As we mentioned last year, the Battle of Puebla was one of Latin America's most important military confrontations.

Online Sources - YouTube, Time, The Latin Americanist

1 comment:

Vicente Duque said... : Basketball : The Phoenix Suns won to the San Antonio Spurs, wearing uniforms with the words "Los Suns" to honor Latinos during "Cinco de Mayo". NBA Players Association against Arizona's Racist Law :

The "Los Suns" jerseys were worn twice in the regular season, both Phoenix victories. These jerseys bring Good Luck to the Phoenix Suns.

The Phoenix Suns are a professional basketball team based in Phoenix, Arizona. They are members of the Pacific Division of the Western Conference in the National Basketball Association (NBA). :
Sport politics
Cinco de Los Suns: The Team Stands Up to the Arizona Immigration Law
by Peaco Todd
May 6, 2010

Some excerpts :

In 1936, Jesse Owens won four gold medals in “Hitler’s Olympics,” thus refuting the Führer’s claim of Aryan superiority and spoiling his intended display of “Master Race” dominance.

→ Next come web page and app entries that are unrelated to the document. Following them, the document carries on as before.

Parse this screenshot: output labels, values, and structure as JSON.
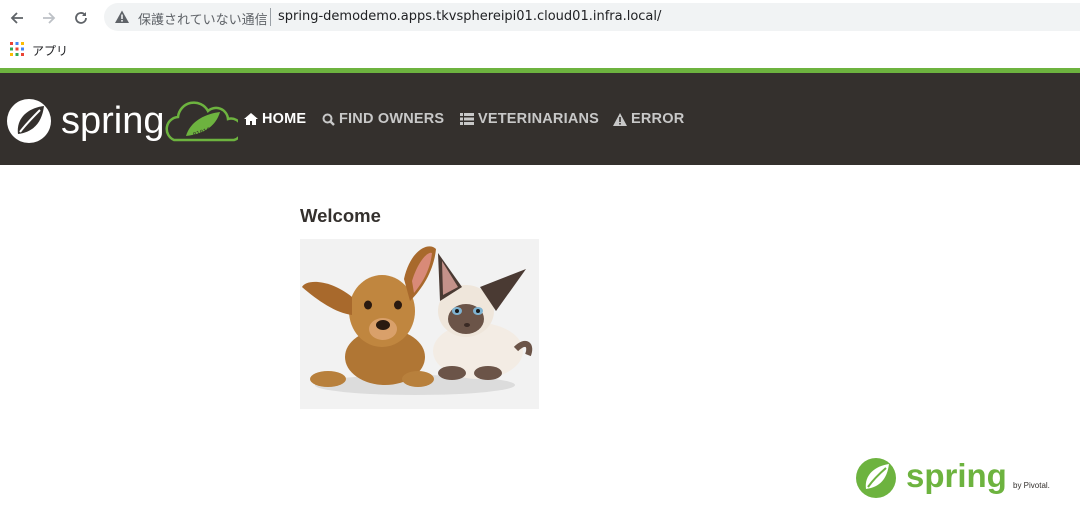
{
  "browser": {
    "security_label": "保護されていない通信",
    "url": "spring-demodemo.apps.tkvsphereipi01.cloud01.infra.local/",
    "bookmarks": {
      "apps_label": "アプリ"
    }
  },
  "header": {
    "logo_text": "spring",
    "nav": [
      {
        "label": "HOME",
        "icon": "home-icon",
        "active": true
      },
      {
        "label": "FIND OWNERS",
        "icon": "search-icon",
        "active": false
      },
      {
        "label": "VETERINARIANS",
        "icon": "list-icon",
        "active": false
      },
      {
        "label": "ERROR",
        "icon": "warning-icon",
        "active": false
      }
    ],
    "accent_color": "#6db33f",
    "bar_color": "#34302d"
  },
  "main": {
    "heading": "Welcome",
    "image": "pets-image"
  },
  "footer": {
    "logo_text": "spring",
    "byline": "by Pivotal."
  }
}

On April 15, 1947, Jackie Robinson stepped out upon the field as a Brooklyn Dodger and the first African American to play in the majors, and I like to think that, despite the taunts and threats he received, his spectacular performance and personal grace caused a million cracks to appear in a million stony racist hearts, proving once and for all that racism has no chance against team spirit. Professional sports is full of such stories and many professional athletes, by first breaking the race/color barrier, have been seminal in transforming racist attitudes and judgments.

The Suns’ decision – based on a unanimous vote and full support of management – to wear their “Los Suns” uniforms as a Cinco de Mayo tribute “to honor [the] Latino community and the diversity of our league, the state of Arizona, and our nation” is, as Yahoo!Sports-writer Trey Kirby says, “awesome.” He notes that while sports franchises frequently consider making political statements to be bad business – “as Michael Jordan put it, ‘Republicans buy shoes too’” – sometimes they have the cojones to take a stand. Owner Robert Sarver said when he suggested that the team wear their Noche Latina jerseys, “However intended, the result of passing the law is that our basic principles of equal rights and protection under the law are being called into question and Arizona's already struggling economy will suffer even further setbacks at a time when the state can ill-afford them.”

The Suns’ rivals in Wednesday night’s game 2, the San Antonio Spurs, attempted to demonstrate their solidarity by wearing their own “Los Spurs” jerseys but simply didn’t have the time to make that happen. But, hey, the thought counts and it’s clear that the NBA, as an organization, is fully supportive of these acts of protest. In a press release issued by NBA Players Association, Executive Director Billy Hunter declared:

“The recent passage of the new immigration law in Arizona is disappointing and disturbing. The National Basketball Players Association strongly supports the repeal or immediate modification of this legislation. Any attempt to encourage, tolerate or legalize racial profiling is offensive and incompatible with basic notions of fairness and equal protection. A law that unfairly targets one group is ultimately a threat to all.

Vicente Duque